> _SOURCE DATA_
# # # #
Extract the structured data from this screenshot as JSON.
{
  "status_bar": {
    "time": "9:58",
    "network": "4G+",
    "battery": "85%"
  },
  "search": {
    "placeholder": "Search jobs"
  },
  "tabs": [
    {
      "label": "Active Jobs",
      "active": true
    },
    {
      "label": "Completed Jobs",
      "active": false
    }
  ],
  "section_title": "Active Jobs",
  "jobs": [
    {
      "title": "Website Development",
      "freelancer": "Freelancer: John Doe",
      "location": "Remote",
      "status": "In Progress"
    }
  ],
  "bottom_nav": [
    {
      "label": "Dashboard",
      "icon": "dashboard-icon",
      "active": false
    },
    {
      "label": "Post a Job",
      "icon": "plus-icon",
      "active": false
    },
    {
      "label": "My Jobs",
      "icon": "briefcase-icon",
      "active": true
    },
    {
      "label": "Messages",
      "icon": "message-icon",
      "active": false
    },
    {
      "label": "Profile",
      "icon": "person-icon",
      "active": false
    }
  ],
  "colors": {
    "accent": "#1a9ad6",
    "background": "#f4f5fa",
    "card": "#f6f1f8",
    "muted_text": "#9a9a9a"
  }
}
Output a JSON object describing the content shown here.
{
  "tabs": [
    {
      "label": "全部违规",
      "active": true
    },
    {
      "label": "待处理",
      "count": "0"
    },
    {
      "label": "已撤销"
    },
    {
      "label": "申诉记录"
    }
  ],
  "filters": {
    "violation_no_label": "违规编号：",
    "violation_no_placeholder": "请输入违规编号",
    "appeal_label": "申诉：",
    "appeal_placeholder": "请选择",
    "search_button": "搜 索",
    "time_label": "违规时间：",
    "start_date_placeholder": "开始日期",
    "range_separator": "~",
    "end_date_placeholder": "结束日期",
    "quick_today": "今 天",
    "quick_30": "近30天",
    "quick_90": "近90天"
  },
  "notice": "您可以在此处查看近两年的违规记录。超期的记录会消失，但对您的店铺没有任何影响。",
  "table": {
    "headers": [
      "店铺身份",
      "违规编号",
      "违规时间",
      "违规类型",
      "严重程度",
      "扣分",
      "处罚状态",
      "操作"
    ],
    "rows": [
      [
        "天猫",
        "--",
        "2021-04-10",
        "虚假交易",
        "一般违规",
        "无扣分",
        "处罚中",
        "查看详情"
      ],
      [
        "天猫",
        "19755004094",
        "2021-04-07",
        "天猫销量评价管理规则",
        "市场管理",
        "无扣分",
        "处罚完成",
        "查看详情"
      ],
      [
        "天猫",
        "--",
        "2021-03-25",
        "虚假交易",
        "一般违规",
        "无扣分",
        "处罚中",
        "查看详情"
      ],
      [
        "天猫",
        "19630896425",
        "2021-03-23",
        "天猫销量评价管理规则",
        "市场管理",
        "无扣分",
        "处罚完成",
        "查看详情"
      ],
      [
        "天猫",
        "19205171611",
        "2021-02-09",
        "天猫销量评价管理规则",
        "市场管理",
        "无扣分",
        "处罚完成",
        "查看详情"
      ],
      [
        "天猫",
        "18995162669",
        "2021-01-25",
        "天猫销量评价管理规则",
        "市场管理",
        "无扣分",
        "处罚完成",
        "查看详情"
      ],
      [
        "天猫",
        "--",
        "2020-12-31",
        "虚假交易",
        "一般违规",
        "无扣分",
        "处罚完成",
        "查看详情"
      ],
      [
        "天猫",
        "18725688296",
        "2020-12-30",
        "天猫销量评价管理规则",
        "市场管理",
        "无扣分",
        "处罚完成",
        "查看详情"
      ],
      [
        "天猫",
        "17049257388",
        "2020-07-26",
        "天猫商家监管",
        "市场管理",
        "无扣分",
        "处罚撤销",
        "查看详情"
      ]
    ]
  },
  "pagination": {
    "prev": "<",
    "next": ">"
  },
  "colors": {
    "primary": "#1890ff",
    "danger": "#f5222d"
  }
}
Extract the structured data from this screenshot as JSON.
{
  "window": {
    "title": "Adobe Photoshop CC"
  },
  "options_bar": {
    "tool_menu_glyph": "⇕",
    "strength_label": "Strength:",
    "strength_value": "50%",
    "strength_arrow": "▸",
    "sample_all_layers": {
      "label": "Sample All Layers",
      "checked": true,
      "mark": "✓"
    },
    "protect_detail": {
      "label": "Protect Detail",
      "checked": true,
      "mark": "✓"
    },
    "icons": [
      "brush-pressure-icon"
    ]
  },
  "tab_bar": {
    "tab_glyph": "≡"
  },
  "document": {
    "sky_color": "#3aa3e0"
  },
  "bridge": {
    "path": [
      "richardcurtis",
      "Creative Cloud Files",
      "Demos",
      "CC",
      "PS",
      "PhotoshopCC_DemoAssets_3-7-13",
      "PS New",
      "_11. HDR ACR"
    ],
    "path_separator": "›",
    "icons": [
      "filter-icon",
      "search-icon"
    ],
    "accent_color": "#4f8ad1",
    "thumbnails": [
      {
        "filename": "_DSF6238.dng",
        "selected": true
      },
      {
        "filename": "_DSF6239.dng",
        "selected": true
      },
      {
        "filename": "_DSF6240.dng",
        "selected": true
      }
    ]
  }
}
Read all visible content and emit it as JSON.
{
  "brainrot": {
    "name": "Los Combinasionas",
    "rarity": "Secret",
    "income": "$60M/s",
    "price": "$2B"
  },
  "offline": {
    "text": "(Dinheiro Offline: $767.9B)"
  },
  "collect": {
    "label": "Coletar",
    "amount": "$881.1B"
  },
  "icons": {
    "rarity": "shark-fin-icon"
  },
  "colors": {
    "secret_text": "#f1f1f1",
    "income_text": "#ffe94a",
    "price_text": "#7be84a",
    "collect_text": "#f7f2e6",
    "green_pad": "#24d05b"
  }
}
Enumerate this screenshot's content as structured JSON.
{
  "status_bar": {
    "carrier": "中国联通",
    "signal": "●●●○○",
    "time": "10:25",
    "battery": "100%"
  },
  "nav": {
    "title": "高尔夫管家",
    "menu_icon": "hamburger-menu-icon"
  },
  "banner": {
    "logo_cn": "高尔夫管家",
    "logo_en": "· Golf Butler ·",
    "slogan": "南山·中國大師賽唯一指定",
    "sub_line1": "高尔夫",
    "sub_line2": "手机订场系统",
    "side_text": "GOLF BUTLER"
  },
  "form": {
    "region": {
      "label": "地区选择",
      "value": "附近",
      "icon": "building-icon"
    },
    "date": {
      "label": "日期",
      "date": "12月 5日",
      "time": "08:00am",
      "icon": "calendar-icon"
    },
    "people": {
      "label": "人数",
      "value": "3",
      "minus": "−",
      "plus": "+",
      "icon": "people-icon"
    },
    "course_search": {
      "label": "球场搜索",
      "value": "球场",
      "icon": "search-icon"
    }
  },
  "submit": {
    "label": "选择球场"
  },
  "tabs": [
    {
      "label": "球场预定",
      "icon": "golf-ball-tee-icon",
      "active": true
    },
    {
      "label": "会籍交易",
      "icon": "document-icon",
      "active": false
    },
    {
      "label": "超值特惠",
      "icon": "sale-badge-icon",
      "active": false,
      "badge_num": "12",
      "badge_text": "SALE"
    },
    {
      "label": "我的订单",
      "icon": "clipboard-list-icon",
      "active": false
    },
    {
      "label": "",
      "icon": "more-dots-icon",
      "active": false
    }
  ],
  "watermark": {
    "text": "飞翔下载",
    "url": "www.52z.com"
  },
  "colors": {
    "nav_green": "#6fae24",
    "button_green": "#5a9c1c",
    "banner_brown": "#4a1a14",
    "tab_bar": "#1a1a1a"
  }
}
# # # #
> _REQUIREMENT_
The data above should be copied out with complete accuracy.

> _ANSWER BELOW_
Extract the structured data from this screenshot as JSON.
{
  "status_bar": {
    "time": "9:58",
    "network": "4G+",
    "battery": "85%"
  },
  "search": {
    "placeholder": "Search jobs"
  },
  "tabs": [
    {
      "label": "Active Jobs",
      "active": true
    },
    {
      "label": "Completed Jobs",
      "active": false
    }
  ],
  "section_title": "Active Jobs",
  "jobs": [
    {
      "title": "Website Development",
      "freelancer": "Freelancer: John Doe",
      "location": "Remote",
      "status": "In Progress"
    }
  ],
  "bottom_nav": [
    {
      "label": "Dashboard",
      "icon": "dashboard-icon",
      "active": false
    },
    {
      "label": "Post a Job",
      "icon": "plus-icon",
      "active": false
    },
    {
      "label": "My Jobs",
      "icon": "briefcase-icon",
      "active": true
    },
    {
      "label": "Messages",
      "icon": "message-icon",
      "active": false
    },
    {
      "label": "Profile",
      "icon": "person-icon",
      "active": false
    }
  ],
  "colors": {
    "accent": "#1a9ad6",
    "background": "#f4f5fa",
    "card": "#f6f1f8",
    "muted_text": "#9a9a9a"
  }
}
Output a JSON object describing the content shown here.
{
  "tabs": [
    {
      "label": "全部违规",
      "active": true
    },
    {
      "label": "待处理",
      "count": "0"
    },
    {
      "label": "已撤销"
    },
    {
      "label": "申诉记录"
    }
  ],
  "filters": {
    "violation_no_label": "违规编号：",
    "violation_no_placeholder": "请输入违规编号",
    "appeal_label": "申诉：",
    "appeal_placeholder": "请选择",
    "search_button": "搜 索",
    "time_label": "违规时间：",
    "start_date_placeholder": "开始日期",
    "range_separator": "~",
    "end_date_placeholder": "结束日期",
    "quick_today": "今 天",
    "quick_30": "近30天",
    "quick_90": "近90天"
  },
  "notice": "您可以在此处查看近两年的违规记录。超期的记录会消失，但对您的店铺没有任何影响。",
  "table": {
    "headers": [
      "店铺身份",
      "违规编号",
      "违规时间",
      "违规类型",
      "严重程度",
      "扣分",
      "处罚状态",
      "操作"
    ],
    "rows": [
      [
        "天猫",
        "--",
        "2021-04-10",
        "虚假交易",
        "一般违规",
        "无扣分",
        "处罚中",
        "查看详情"
      ],
      [
        "天猫",
        "19755004094",
        "2021-04-07",
        "天猫销量评价管理规则",
        "市场管理",
        "无扣分",
        "处罚完成",
        "查看详情"
      ],
      [
        "天猫",
        "--",
        "2021-03-25",
        "虚假交易",
        "一般违规",
        "无扣分",
        "处罚中",
        "查看详情"
      ],
      [
        "天猫",
        "19630896425",
        "2021-03-23",
        "天猫销量评价管理规则",
        "市场管理",
        "无扣分",
        "处罚完成",
        "查看详情"
      ],
      [
        "天猫",
        "19205171611",
        "2021-02-09",
        "天猫销量评价管理规则",
        "市场管理",
        "无扣分",
        "处罚完成",
        "查看详情"
      ],
      [
        "天猫",
        "18995162669",
        "2021-01-25",
        "天猫销量评价管理规则",
        "市场管理",
        "无扣分",
        "处罚完成",
        "查看详情"
      ],
      [
        "天猫",
        "--",
        "2020-12-31",
        "虚假交易",
        "一般违规",
        "无扣分",
        "处罚完成",
        "查看详情"
      ],
      [
        "天猫",
        "18725688296",
        "2020-12-30",
        "天猫销量评价管理规则",
        "市场管理",
        "无扣分",
        "处罚完成",
        "查看详情"
      ],
      [
        "天猫",
        "17049257388",
        "2020-07-26",
        "天猫商家监管",
        "市场管理",
        "无扣分",
        "处罚撤销",
        "查看详情"
      ]
    ]
  },
  "pagination": {
    "prev": "<",
    "next": ">"
  },
  "colors": {
    "primary": "#1890ff",
    "danger": "#f5222d"
  }
}
Extract the structured data from this screenshot as JSON.
{
  "window": {
    "title": "Adobe Photoshop CC"
  },
  "options_bar": {
    "tool_menu_glyph": "⇕",
    "strength_label": "Strength:",
    "strength_value": "50%",
    "strength_arrow": "▸",
    "sample_all_layers": {
      "label": "Sample All Layers",
      "checked": true,
      "mark": "✓"
    },
    "protect_detail": {
      "label": "Protect Detail",
      "checked": true,
      "mark": "✓"
    },
    "icons": [
      "brush-pressure-icon"
    ]
  },
  "tab_bar": {
    "tab_glyph": "≡"
  },
  "document": {
    "sky_color": "#3aa3e0"
  },
  "bridge": {
    "path": [
      "richardcurtis",
      "Creative Cloud Files",
      "Demos",
      "CC",
      "PS",
      "PhotoshopCC_DemoAssets_3-7-13",
      "PS New",
      "_11. HDR ACR"
    ],
    "path_separator": "›",
    "icons": [
      "filter-icon",
      "search-icon"
    ],
    "accent_color": "#4f8ad1",
    "thumbnails": [
      {
        "filename": "_DSF6238.dng",
        "selected": true
      },
      {
        "filename": "_DSF6239.dng",
        "selected": true
      },
      {
        "filename": "_DSF6240.dng",
        "selected": true
      }
    ]
  }
}
Read all visible content and emit it as JSON.
{
  "brainrot": {
    "name": "Los Combinasionas",
    "rarity": "Secret",
    "income": "$60M/s",
    "price": "$2B"
  },
  "offline": {
    "text": "(Dinheiro Offline: $767.9B)"
  },
  "collect": {
    "label": "Coletar",
    "amount": "$881.1B"
  },
  "icons": {
    "rarity": "shark-fin-icon"
  },
  "colors": {
    "secret_text": "#f1f1f1",
    "income_text": "#ffe94a",
    "price_text": "#7be84a",
    "collect_text": "#f7f2e6",
    "green_pad": "#24d05b"
  }
}
Enumerate this screenshot's content as structured JSON.
{
  "status_bar": {
    "carrier": "中国联通",
    "signal": "●●●○○",
    "time": "10:25",
    "battery": "100%"
  },
  "nav": {
    "title": "高尔夫管家",
    "menu_icon": "hamburger-menu-icon"
  },
  "banner": {
    "logo_cn": "高尔夫管家",
    "logo_en": "· Golf Butler ·",
    "slogan": "南山·中國大師賽唯一指定",
    "sub_line1": "高尔夫",
    "sub_line2": "手机订场系统",
    "side_text": "GOLF BUTLER"
  },
  "form": {
    "region": {
      "label": "地区选择",
      "value": "附近",
      "icon": "building-icon"
    },
    "date": {
      "label": "日期",
      "date": "12月 5日",
      "time": "08:00am",
      "icon": "calendar-icon"
    },
    "people": {
      "label": "人数",
      "value": "3",
      "minus": "−",
      "plus": "+",
      "icon": "people-icon"
    },
    "course_search": {
      "label": "球场搜索",
      "value": "球场",
      "icon": "search-icon"
    }
  },
  "submit": {
    "label": "选择球场"
  },
  "tabs": [
    {
      "label": "球场预定",
      "icon": "golf-ball-tee-icon",
      "active": true
    },
    {
      "label": "会籍交易",
      "icon": "document-icon",
      "active": false
    },
    {
      "label": "超值特惠",
      "icon": "sale-badge-icon",
      "active": false,
      "badge_num": "12",
      "badge_text": "SALE"
    },
    {
      "label": "我的订单",
      "icon": "clipboard-list-icon",
      "active": false
    },
    {
      "label": "",
      "icon": "more-dots-icon",
      "active": false
    }
  ],
  "watermark": {
    "text": "飞翔下载",
    "url": "www.52z.com"
  },
  "colors": {
    "nav_green": "#6fae24",
    "button_green": "#5a9c1c",
    "banner_brown": "#4a1a14",
    "tab_bar": "#1a1a1a"
  }
}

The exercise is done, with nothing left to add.